= Exercise =
Word for word, repeat all the entries below, but without the pictures.
BEGIN Record extracts
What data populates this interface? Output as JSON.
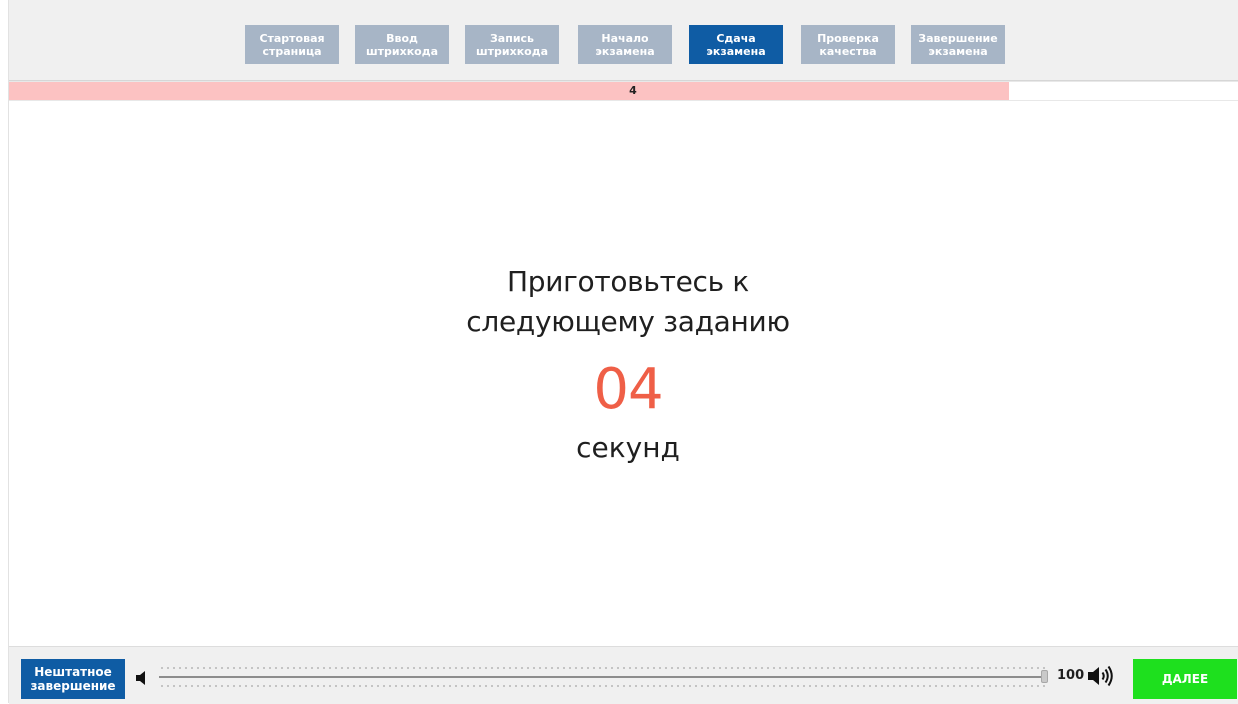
{
  "header": {
    "tabs": [
      {
        "line1": "Стартовая",
        "line2": "страница",
        "active": false
      },
      {
        "line1": "Ввод",
        "line2": "штрихкода",
        "active": false
      },
      {
        "line1": "Запись",
        "line2": "штрихкода",
        "active": false
      },
      {
        "line1": "Начало",
        "line2": "экзамена",
        "active": false
      },
      {
        "line1": "Сдача",
        "line2": "экзамена",
        "active": true
      },
      {
        "line1": "Проверка",
        "line2": "качества",
        "active": false
      },
      {
        "line1": "Завершение",
        "line2": "экзамена",
        "active": false
      }
    ]
  },
  "progress": {
    "label": "4",
    "fill_fraction": 0.813,
    "fill_color": "#fcc2c2"
  },
  "message": {
    "line1": "Приготовьтесь к",
    "line2": "следующему заданию",
    "countdown": "04",
    "unit": "секунд",
    "countdown_color": "#ef5f47"
  },
  "footer": {
    "abort_line1": "Нештатное",
    "abort_line2": "завершение",
    "volume_value": "100",
    "volume_fraction": 1.0,
    "next_label": "ДАЛЕЕ",
    "icons": {
      "volume_low": "speaker-low-icon",
      "volume_high": "speaker-high-icon"
    }
  },
  "colors": {
    "tab_inactive": "#a7b5c6",
    "tab_active": "#0f5ca4",
    "next_button": "#1ee01e"
  }
}
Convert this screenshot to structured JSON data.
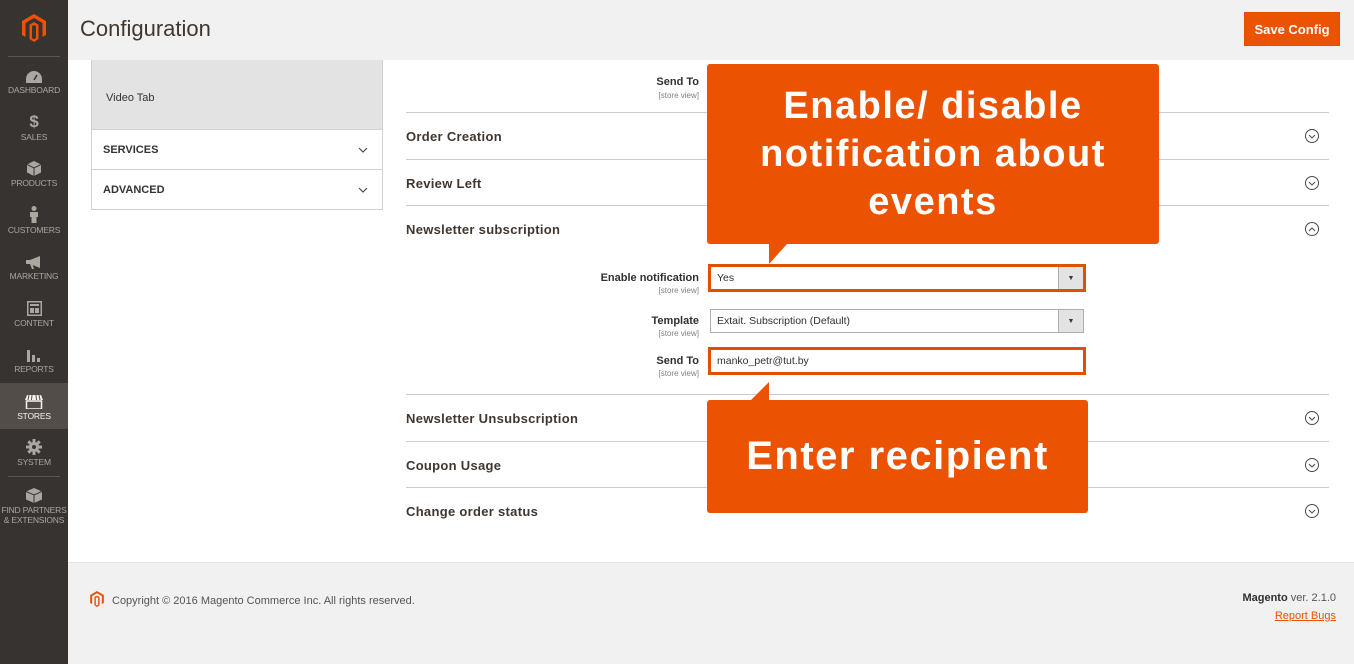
{
  "nav": {
    "items": [
      {
        "label": "DASHBOARD",
        "icon": "dashboard-icon"
      },
      {
        "label": "SALES",
        "icon": "dollar-icon"
      },
      {
        "label": "PRODUCTS",
        "icon": "cube-icon"
      },
      {
        "label": "CUSTOMERS",
        "icon": "person-icon"
      },
      {
        "label": "MARKETING",
        "icon": "megaphone-icon"
      },
      {
        "label": "CONTENT",
        "icon": "layout-icon"
      },
      {
        "label": "REPORTS",
        "icon": "bar-chart-icon"
      },
      {
        "label": "STORES",
        "icon": "store-icon"
      },
      {
        "label": "SYSTEM",
        "icon": "gear-icon"
      },
      {
        "label1": "FIND PARTNERS",
        "label2": "& EXTENSIONS",
        "icon": "box-icon"
      }
    ]
  },
  "header": {
    "title": "Configuration",
    "save_label": "Save Config"
  },
  "tabs": {
    "video": "Video Tab",
    "services": "SERVICES",
    "advanced": "ADVANCED"
  },
  "sendto_top": {
    "label": "Send To",
    "scope": "[store view]"
  },
  "sections": {
    "order_creation": "Order Creation",
    "review_left": "Review Left",
    "newsletter_sub": "Newsletter subscription",
    "newsletter_unsub": "Newsletter Unsubscription",
    "coupon_usage": "Coupon Usage",
    "change_order_status": "Change order status"
  },
  "fields": {
    "enable": {
      "label": "Enable notification",
      "scope": "[store view]",
      "value": "Yes"
    },
    "template": {
      "label": "Template",
      "scope": "[store view]",
      "value": "Extait. Subscription (Default)"
    },
    "sendto": {
      "label": "Send To",
      "scope": "[store view]",
      "value": "manko_petr@tut.by"
    }
  },
  "callouts": {
    "line1": "Enable/ disable",
    "line2": "notification about",
    "line3": "events",
    "recipient": "Enter recipient"
  },
  "footer": {
    "copyright": "Copyright © 2016 Magento Commerce Inc. All rights reserved.",
    "brand": "Magento",
    "version": " ver. 2.1.0",
    "report": "Report Bugs"
  },
  "colors": {
    "accent": "#eb5202",
    "nav_bg": "#373330"
  }
}
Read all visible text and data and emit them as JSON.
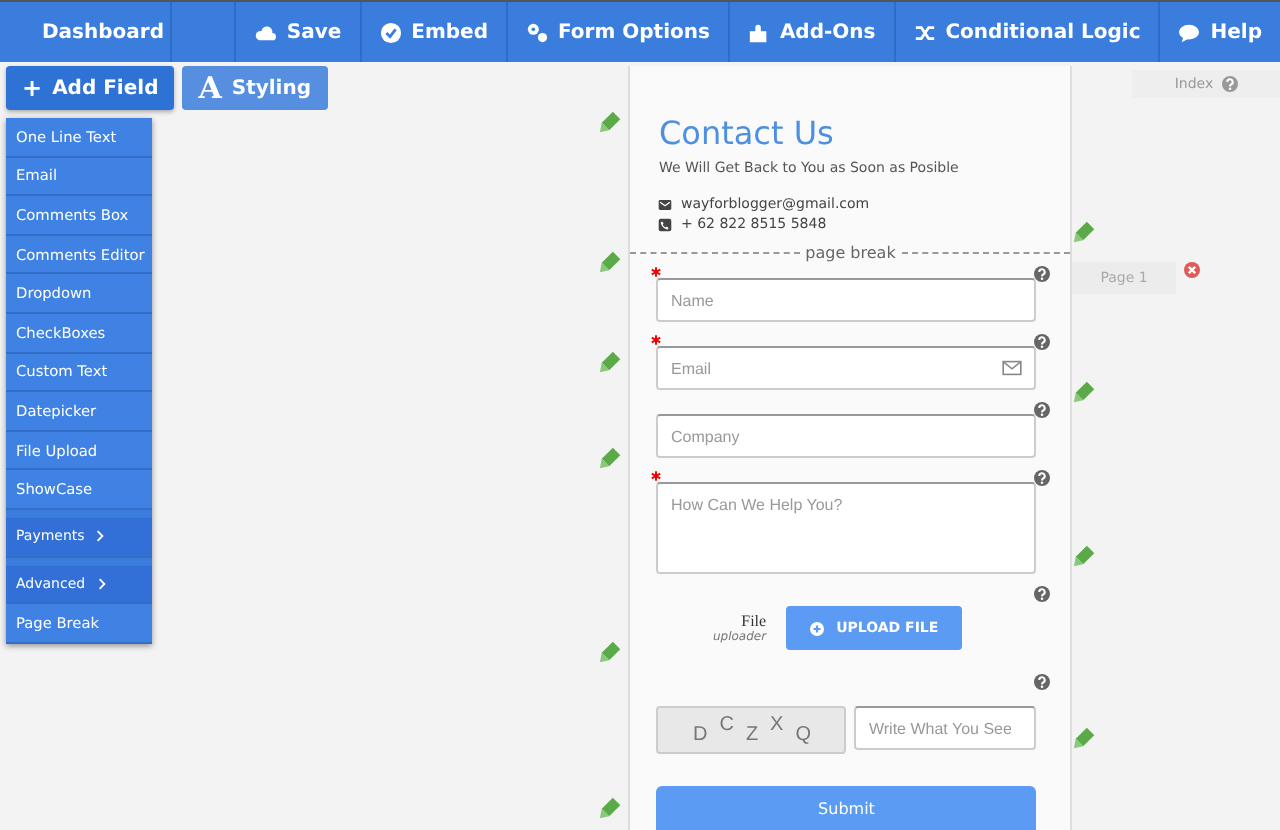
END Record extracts
= Solution to this problem =
What data populates this interface? Output as JSON.
{
  "header": {
    "tabs": [
      {
        "line1": "Стартовая",
        "line2": "страница",
        "active": false
      },
      {
        "line1": "Ввод",
        "line2": "штрихкода",
        "active": false
      },
      {
        "line1": "Запись",
        "line2": "штрихкода",
        "active": false
      },
      {
        "line1": "Начало",
        "line2": "экзамена",
        "active": false
      },
      {
        "line1": "Сдача",
        "line2": "экзамена",
        "active": true
      },
      {
        "line1": "Проверка",
        "line2": "качества",
        "active": false
      },
      {
        "line1": "Завершение",
        "line2": "экзамена",
        "active": false
      }
    ]
  },
  "progress": {
    "label": "4",
    "fill_fraction": 0.813,
    "fill_color": "#fcc2c2"
  },
  "message": {
    "line1": "Приготовьтесь к",
    "line2": "следующему заданию",
    "countdown": "04",
    "unit": "секунд",
    "countdown_color": "#ef5f47"
  },
  "footer": {
    "abort_line1": "Нештатное",
    "abort_line2": "завершение",
    "volume_value": "100",
    "volume_fraction": 1.0,
    "next_label": "ДАЛЕЕ",
    "icons": {
      "volume_low": "speaker-low-icon",
      "volume_high": "speaker-high-icon"
    }
  },
  "colors": {
    "tab_inactive": "#a7b5c6",
    "tab_active": "#0f5ca4",
    "next_button": "#1ee01e"
  }
}
Convert this screenshot to structured JSON data.
{
  "nav": {
    "items": [
      {
        "label": "DASHBOARD",
        "icon": "dashboard-icon"
      },
      {
        "label": "SALES",
        "icon": "dollar-icon"
      },
      {
        "label": "PRODUCTS",
        "icon": "cube-icon"
      },
      {
        "label": "CUSTOMERS",
        "icon": "person-icon"
      },
      {
        "label": "MARKETING",
        "icon": "megaphone-icon"
      },
      {
        "label": "CONTENT",
        "icon": "layout-icon"
      },
      {
        "label": "REPORTS",
        "icon": "bar-chart-icon"
      },
      {
        "label": "STORES",
        "icon": "store-icon"
      },
      {
        "label": "SYSTEM",
        "icon": "gear-icon"
      },
      {
        "label1": "FIND PARTNERS",
        "label2": "& EXTENSIONS",
        "icon": "box-icon"
      }
    ]
  },
  "header": {
    "title": "Configuration",
    "save_label": "Save Config"
  },
  "tabs": {
    "video": "Video Tab",
    "services": "SERVICES",
    "advanced": "ADVANCED"
  },
  "sendto_top": {
    "label": "Send To",
    "scope": "[store view]"
  },
  "sections": {
    "order_creation": "Order Creation",
    "review_left": "Review Left",
    "newsletter_sub": "Newsletter subscription",
    "newsletter_unsub": "Newsletter Unsubscription",
    "coupon_usage": "Coupon Usage",
    "change_order_status": "Change order status"
  },
  "fields": {
    "enable": {
      "label": "Enable notification",
      "scope": "[store view]",
      "value": "Yes"
    },
    "template": {
      "label": "Template",
      "scope": "[store view]",
      "value": "Extait. Subscription (Default)"
    },
    "sendto": {
      "label": "Send To",
      "scope": "[store view]",
      "value": "manko_petr@tut.by"
    }
  },
  "callouts": {
    "line1": "Enable/ disable",
    "line2": "notification about",
    "line3": "events",
    "recipient": "Enter recipient"
  },
  "footer": {
    "copyright": "Copyright © 2016 Magento Commerce Inc. All rights reserved.",
    "brand": "Magento",
    "version": " ver. 2.1.0",
    "report": "Report Bugs"
  },
  "colors": {
    "accent": "#eb5202",
    "nav_bg": "#373330"
  }
}
Read all visible text and data and emit them as JSON.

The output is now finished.